H2: 15.427 eV
OH: 13.18 eV
H2O: 12.60 eV
CO2: 13.79 eV
He: 24.587 eV
N: 14.534 eV
N2: 15.51 eV
O: 13.618 eV
O2: 14.01 eV
Ar: 15.759 eV
Kr: 13.99 eV
Xe: 12.127 eV
Rn: 10.745 eV

Neon bulbs and VR tubes strike over around 65V up to 100+V or so .

Maybe the important parameter is when the ions have sufficient energy to actually cause damage to the cathode coating. Which might be more like the voltages necessary to cause secondary emission or higher.

On page 1085 there is a secondary-electron emission table for the elements,
and these seem to be roughly 300 V to 600 V. No listing for any oxides though.

Don
  Reply With Quote
Old 12th May 2006, 04:53 PM   #19
SY is offline SY  United States
On Hiatus
 
SY's Avatar
 
Join Date: Oct 2002
Location: Chicagoland
Doubts on cathode stripping in tubes
The interesting thing is how the IPs are determined. For nitrogen and oxygen, it's electron impact. For water vapor, it's photoionization (at least in the CRC book).
__________________
"You tell me whar a man gits his corn pone, en I'll tell you what his 'pinions is."
  Reply With Quote
Old 12th May 2006, 07:37 PM   #20
Merlinb is offline Merlinb  United Kingdom
diyAudio Member
 
Merlinb's Avatar
 
Join Date: May 2006
Location: Lancashire
Here's an article addressing cathode stripping and other mythical failure modes:
http://ozvalveamps.elands.com/standby.htm
  Reply With Quote

Reply


Doubts on cathode stripping in tubesHide this!Advertise here!
Thread Tools Search this Thread
Search this Thread:

Advanced Search

Posting Rules
You may not post new threads
You may not post replies
You may not post attachments
You may not edit your posts

BB code is On
Smilies are On
[IMG] code is On
HTML code is Off

Forum Jump

Similar Threads
Thread Thread Starter Forum Replies Last Post
Cathode stripping in low voltage tubes engels Tubes / Valves 1 26th March 2008 04:05 PM
Doubts regarding a 1Watt FM TX Kit xitronics Solid State 8 23rd May 2007 08:19 PM
Why don't we use output tubes as cathode followers? dsavitsk Tubes / Valves 15 29th January 2007 05:32 AM
VR Tubes as Cathode Bias of 2A3 SRPP Loftin-White snoopyma Tubes / Valves 8 16th June 2006 04:00 AM
Resistors & doubts ;( Duck-Twacy Pass Labs 11 15th May 2003 07:55 AM


New To Site?

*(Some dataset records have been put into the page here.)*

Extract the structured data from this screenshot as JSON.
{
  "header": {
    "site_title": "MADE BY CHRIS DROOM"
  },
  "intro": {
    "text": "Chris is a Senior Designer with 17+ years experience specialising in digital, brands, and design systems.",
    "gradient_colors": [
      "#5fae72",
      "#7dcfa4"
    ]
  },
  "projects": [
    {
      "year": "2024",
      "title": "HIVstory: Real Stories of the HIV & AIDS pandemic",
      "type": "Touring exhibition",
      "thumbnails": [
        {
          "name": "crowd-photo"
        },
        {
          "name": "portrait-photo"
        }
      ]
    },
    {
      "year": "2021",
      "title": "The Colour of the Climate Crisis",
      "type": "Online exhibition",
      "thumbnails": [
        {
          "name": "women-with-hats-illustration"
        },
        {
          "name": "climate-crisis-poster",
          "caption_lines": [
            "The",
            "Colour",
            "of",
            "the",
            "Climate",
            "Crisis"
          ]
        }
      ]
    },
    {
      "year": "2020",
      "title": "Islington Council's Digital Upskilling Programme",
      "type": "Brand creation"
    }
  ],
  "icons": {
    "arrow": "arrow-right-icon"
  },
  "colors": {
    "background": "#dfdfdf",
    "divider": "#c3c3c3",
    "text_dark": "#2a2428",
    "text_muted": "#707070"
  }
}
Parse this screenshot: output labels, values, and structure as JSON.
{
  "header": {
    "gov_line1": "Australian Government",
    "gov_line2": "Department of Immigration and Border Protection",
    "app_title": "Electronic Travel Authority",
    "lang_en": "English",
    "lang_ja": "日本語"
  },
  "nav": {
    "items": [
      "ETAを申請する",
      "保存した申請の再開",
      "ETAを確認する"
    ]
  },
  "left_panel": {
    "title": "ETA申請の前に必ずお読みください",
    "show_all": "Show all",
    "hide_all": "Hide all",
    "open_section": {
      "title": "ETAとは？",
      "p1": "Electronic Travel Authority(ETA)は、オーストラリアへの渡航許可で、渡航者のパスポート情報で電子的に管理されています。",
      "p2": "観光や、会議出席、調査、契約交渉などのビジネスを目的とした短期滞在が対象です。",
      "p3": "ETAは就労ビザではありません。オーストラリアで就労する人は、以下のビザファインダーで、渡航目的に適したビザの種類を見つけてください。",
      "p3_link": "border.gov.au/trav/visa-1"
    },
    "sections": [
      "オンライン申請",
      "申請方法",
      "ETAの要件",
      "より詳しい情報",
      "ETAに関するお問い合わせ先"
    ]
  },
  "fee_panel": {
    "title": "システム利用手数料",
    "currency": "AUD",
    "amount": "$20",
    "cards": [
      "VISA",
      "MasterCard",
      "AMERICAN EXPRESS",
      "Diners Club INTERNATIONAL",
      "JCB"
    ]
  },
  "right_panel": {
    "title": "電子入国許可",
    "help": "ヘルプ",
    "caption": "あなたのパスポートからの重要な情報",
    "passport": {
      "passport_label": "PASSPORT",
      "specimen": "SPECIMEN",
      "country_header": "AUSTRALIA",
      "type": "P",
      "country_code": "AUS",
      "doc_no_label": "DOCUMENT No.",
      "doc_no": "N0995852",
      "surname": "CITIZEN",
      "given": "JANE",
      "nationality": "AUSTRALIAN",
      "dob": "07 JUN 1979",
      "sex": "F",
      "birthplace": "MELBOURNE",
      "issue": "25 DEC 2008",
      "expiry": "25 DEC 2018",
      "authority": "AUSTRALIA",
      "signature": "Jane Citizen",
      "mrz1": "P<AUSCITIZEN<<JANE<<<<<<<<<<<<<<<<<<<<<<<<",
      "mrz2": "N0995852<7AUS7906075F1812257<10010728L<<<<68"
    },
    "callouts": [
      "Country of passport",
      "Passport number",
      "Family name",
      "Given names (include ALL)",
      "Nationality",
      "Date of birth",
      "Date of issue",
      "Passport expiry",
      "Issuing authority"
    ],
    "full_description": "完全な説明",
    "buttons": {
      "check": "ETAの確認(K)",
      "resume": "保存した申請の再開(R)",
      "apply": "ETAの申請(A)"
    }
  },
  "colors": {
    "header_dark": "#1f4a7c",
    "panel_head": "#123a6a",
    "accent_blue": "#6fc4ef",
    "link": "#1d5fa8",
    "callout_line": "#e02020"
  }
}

Need Help?

All times are GMT. The time now is 06:23 AM.


Search Engine Optimisation provided by DragonByte SEO (Pro) - vBulletin Mods & Addons Copyright © 2018 DragonByte Technologies Ltd.
Resources saved on this page: MySQL 15.79%
vBulletin Optimisation provided by vB Optimise (Pro) - vBulletin Mods & Addons Copyright © 2018 DragonByte Technologies Ltd.
Copyright ©1999-2018 diyAudio
Wiki